Greece's financial troubles have slipped from the headlines lately, but the financial apocalypse that began there with the Great Recession continues. Now the Organization for Economic Cooperation and Development has made it clear it wants the rest of the developed world to imitate Greece, as it stated in a recent report:
Fiscal redistribution through taxes and transfers plays a crucial role in containing the impact of market income inequality on disposable income… Policies aimed at promoting growth should consider how growth will have an impact on many other outcomes, and how to ensure that those policies avoid the “grow first, distribute later” assumption that has characterised the economic paradigm until recently. It is now clear that growth strategies need to consider from the outset the way in which their benefits will be distributed to different income groups. … Inequalities tear at the fabric of our societies. Inequality of incomes translates seamlessly into inequality of opportunities for children, including education, health and jobs, and lower future prospects to flourish individually and collectively. …inequalities are reaching a tipping point.

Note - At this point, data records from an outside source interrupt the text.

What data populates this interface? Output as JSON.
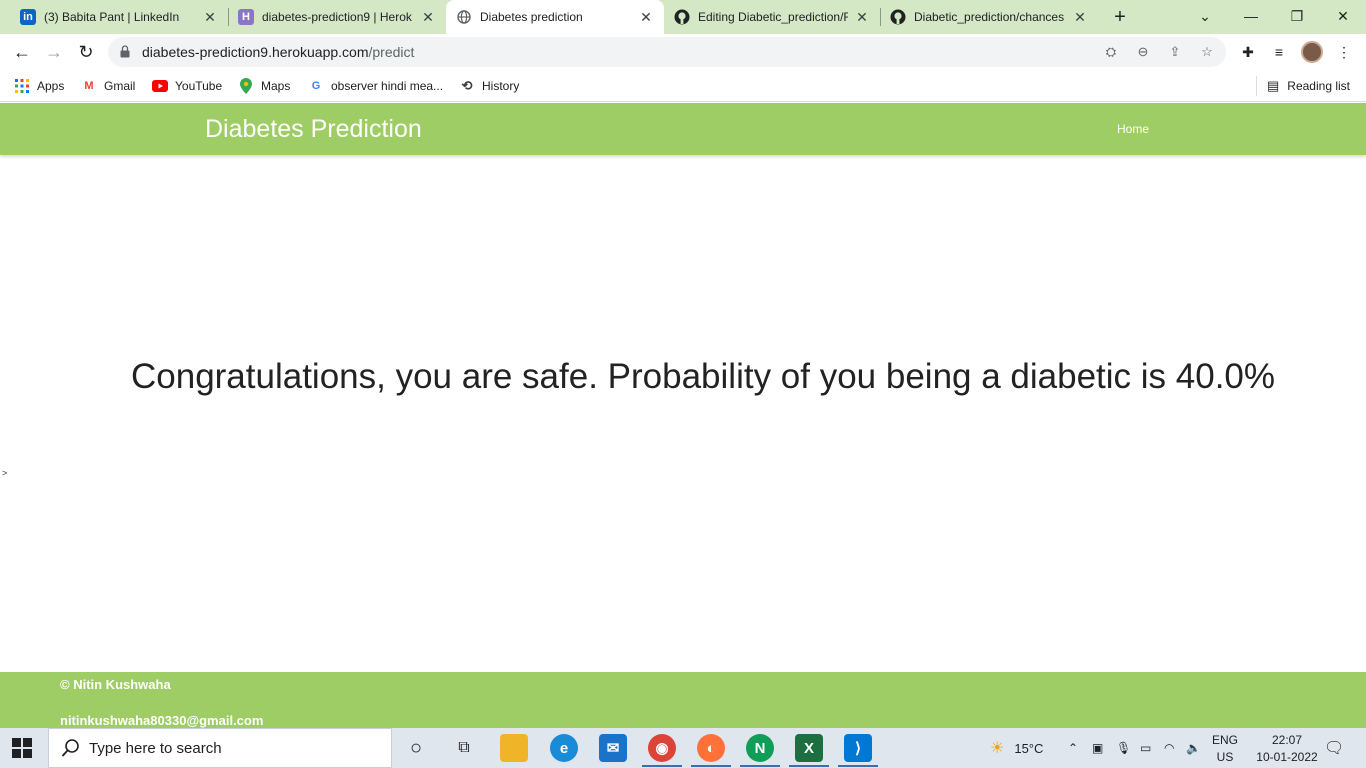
{
  "browser": {
    "tabs": [
      {
        "title": "(3) Babita Pant | LinkedIn",
        "icon": "linkedin-icon",
        "active": false
      },
      {
        "title": "diabetes-prediction9 | Heroku",
        "icon": "heroku-icon",
        "active": false
      },
      {
        "title": "Diabetes prediction",
        "icon": "globe-icon",
        "active": true
      },
      {
        "title": "Editing Diabetic_prediction/R",
        "icon": "github-icon",
        "active": false
      },
      {
        "title": "Diabetic_prediction/chances",
        "icon": "github-icon",
        "active": false
      }
    ],
    "url_host": "diabetes-prediction9.herokuapp.com",
    "url_path": "/predict",
    "bookmarks": [
      {
        "label": "Apps",
        "icon": "apps-grid-icon"
      },
      {
        "label": "Gmail",
        "icon": "gmail-icon"
      },
      {
        "label": "YouTube",
        "icon": "youtube-icon"
      },
      {
        "label": "Maps",
        "icon": "maps-pin-icon"
      },
      {
        "label": "observer hindi mea...",
        "icon": "google-icon"
      },
      {
        "label": "History",
        "icon": "history-icon"
      }
    ],
    "reading_list": "Reading list"
  },
  "page": {
    "brand": "Diabetes Prediction",
    "nav_home": "Home",
    "result_text": "Congratulations, you are safe. Probability of you being a diabetic is 40.0%",
    "stray_char": ">",
    "footer_copyright": "© Nitin Kushwaha",
    "footer_email": "nitinkushwaha80330@gmail.com"
  },
  "taskbar": {
    "search_placeholder": "Type here to search",
    "weather": "15°C",
    "lang_top": "ENG",
    "lang_bottom": "US",
    "time": "22:07",
    "date": "10-01-2022"
  },
  "colors": {
    "accent_green": "#9ecd65",
    "tab_strip": "#d5e8c6"
  }
}
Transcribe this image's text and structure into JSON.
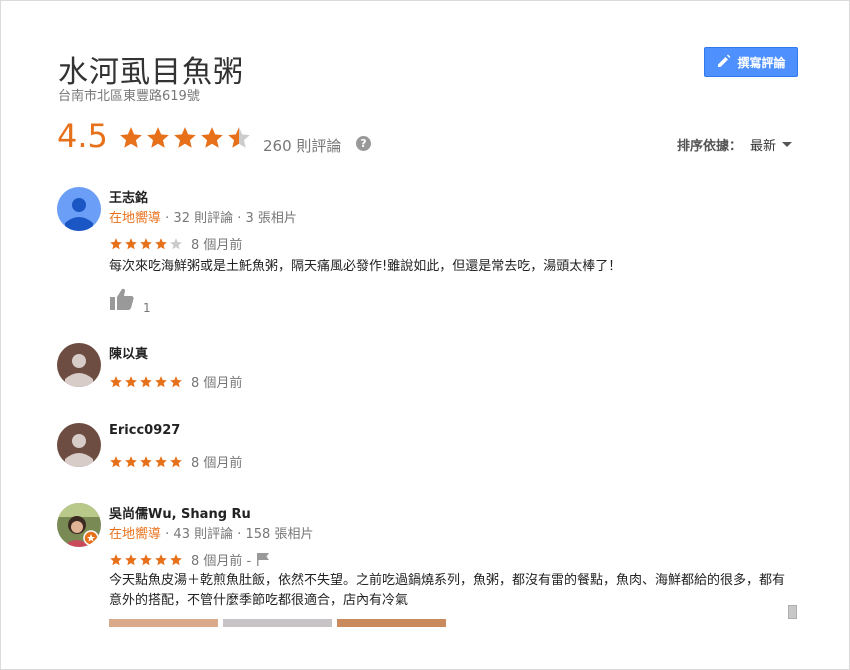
{
  "place": {
    "title": "水河虱目魚粥",
    "address": "台南市北區東豐路619號"
  },
  "write_review_button": {
    "label": "撰寫評論",
    "icon": "pencil-icon"
  },
  "summary": {
    "rating": "4.5",
    "stars": 4.5,
    "review_count": "260 則評論",
    "help_icon": "?"
  },
  "sort": {
    "label": "排序依據：",
    "value": "最新"
  },
  "colors": {
    "star": "#e7711b",
    "star_empty": "#cccccc",
    "button": "#4d90fe",
    "local_guide": "#e7711b"
  },
  "reviews": [
    {
      "name": "王志銘",
      "local_guide": "在地嚮導",
      "stats": "· 32 則評論 · 3 張相片",
      "stars": 4,
      "date": "8 個月前",
      "text": "每次來吃海鮮粥或是土魠魚粥，隔天痛風必發作!雖說如此，但還是常去吃，湯頭太棒了！",
      "likes": "1"
    },
    {
      "name": "陳以真",
      "stars": 5,
      "date": "8 個月前"
    },
    {
      "name": "Ericc0927",
      "stars": 5,
      "date": "8 個月前"
    },
    {
      "name": "吳尚儒Wu, Shang Ru",
      "local_guide": "在地嚮導",
      "stats": "· 43 則評論 · 158 張相片",
      "stars": 5,
      "date": "8 個月前 -",
      "text": "今天點魚皮湯＋乾煎魚肚飯，依然不失望。之前吃過鍋燒系列，魚粥，都沒有雷的餐點，魚肉、海鮮都給的很多，都有意外的搭配，不管什麼季節吃都很適合，店內有冷氣"
    }
  ]
}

Strengthening inheritance and gift taxes can support inclusive growth. … Inheritance taxes can…help achieve intergenerational equity goals. …In order to be effective, inheritance taxes must also be combined with taxes on gifts and wealth transfers during the taxpayers’ lifetime, as well as with measures to address avoidance and evasion.

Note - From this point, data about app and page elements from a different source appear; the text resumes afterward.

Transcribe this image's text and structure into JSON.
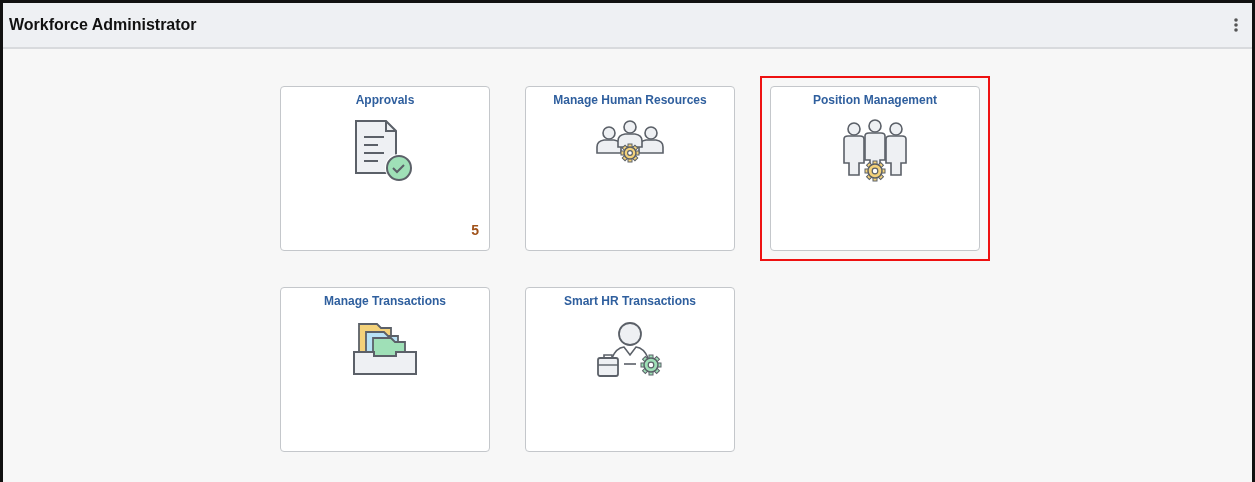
{
  "header": {
    "title": "Workforce Administrator"
  },
  "tiles": [
    {
      "title": "Approvals",
      "kind": "approvals",
      "badge": "5",
      "highlighted": false
    },
    {
      "title": "Manage Human Resources",
      "kind": "people",
      "highlighted": false
    },
    {
      "title": "Position Management",
      "kind": "positions",
      "highlighted": true
    },
    {
      "title": "Manage Transactions",
      "kind": "folders",
      "highlighted": false
    },
    {
      "title": "Smart HR Transactions",
      "kind": "smarthr",
      "highlighted": false
    }
  ]
}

Sufficiently generous unemployment benefits and social-assistance systems with a wide coverage are also a key.Boiled down, the OECD is saying the poor have given the rich an ultimatum: pay us or we'll tear your society apart. But Greece's problems come from its attempt to pay the extortioner. For decades it sought to reduce inequality by taxing the rich and giving to the poor. Eventually, taxing the wealthy didn't provide enough revenue to pay the poor so the government had to borrow from wealthier nations to keep the extortion payments going. By 2008 it could no longer repay the debt. And if extortion doesn't motivate us, the OECD threatens economic growth:
Widespread increases in income inequality are a source of concern…for their potential impact on economic performance. …recent OECD work estimates that rising inequality between 1985 and 2005 might have contributed to knocking more than 4 percentage points off growth between 1990-2010.
Mainstream economics assumes growth just happens. It’s autonomous, as they say. Profits automatically re-invest themselves in the appropriate plants and equipment. That’s why CEO’s make too much in the fevered imagination of the left. They don’t do anything that a monkey with two bananas couldn’t do. And since growth just happens, no amount of taxation will hinder it. But the OECD claims that inequality can hinder growth.
OECD economists appear to be completely ignorant of economic history. Nobel-Prize winner Robert Fogel wrote in Escape from Hunger and Premature Death that freer markets reduced inequality in the England from about 90 as measured by the Gini index in 1700 to about 45 by 1900. The US probably followed a similar trajectory. The US then continued to reduce inequality to about 30 in the 1960s. It has risen since then to around 35 and the left is hysterical.
Economists obsessed with inequality should ask themselves how is it that inequality has been rising in the West, including socialist Europe, during decades in which we have become more socialist? The US implemented the welfare state in the 1930s. Then in the 1960s the US launched Johnson's Great Society war on poverty with vastly increased payments to the elderly and poor. Clinton put minor restrictions on welfare payment in the 1990s, but today the US is spending vastly more on reducing inequality than ever in its history, yet inequality is growing. How is that possible?
The answer is that socialism increases inequality. Socialism has never reduced inequality. Some of the greatest inequality in the world existed in the communist nations of the USSR and China. Inequality is off the charts in the socialist paradise of North Korea. Socialism increases equality among the masses by making everyone equally poor, but the elite, such as Al Gore, become increasingly rich. While 30 million people were starving to death in the USSR and China the elite in the Communist Party lived liked princes.
Arnold Kling predicted that mainstream economics will become increasingly socialist and the OECD is proving him correct. Of course, it's well known that Richard Ely founded of the American Economic Association to promote German style socialism in the US. Catering to the OECD's obsession with inequality will plunge all of the West into the sink hole of socialism behind Greece.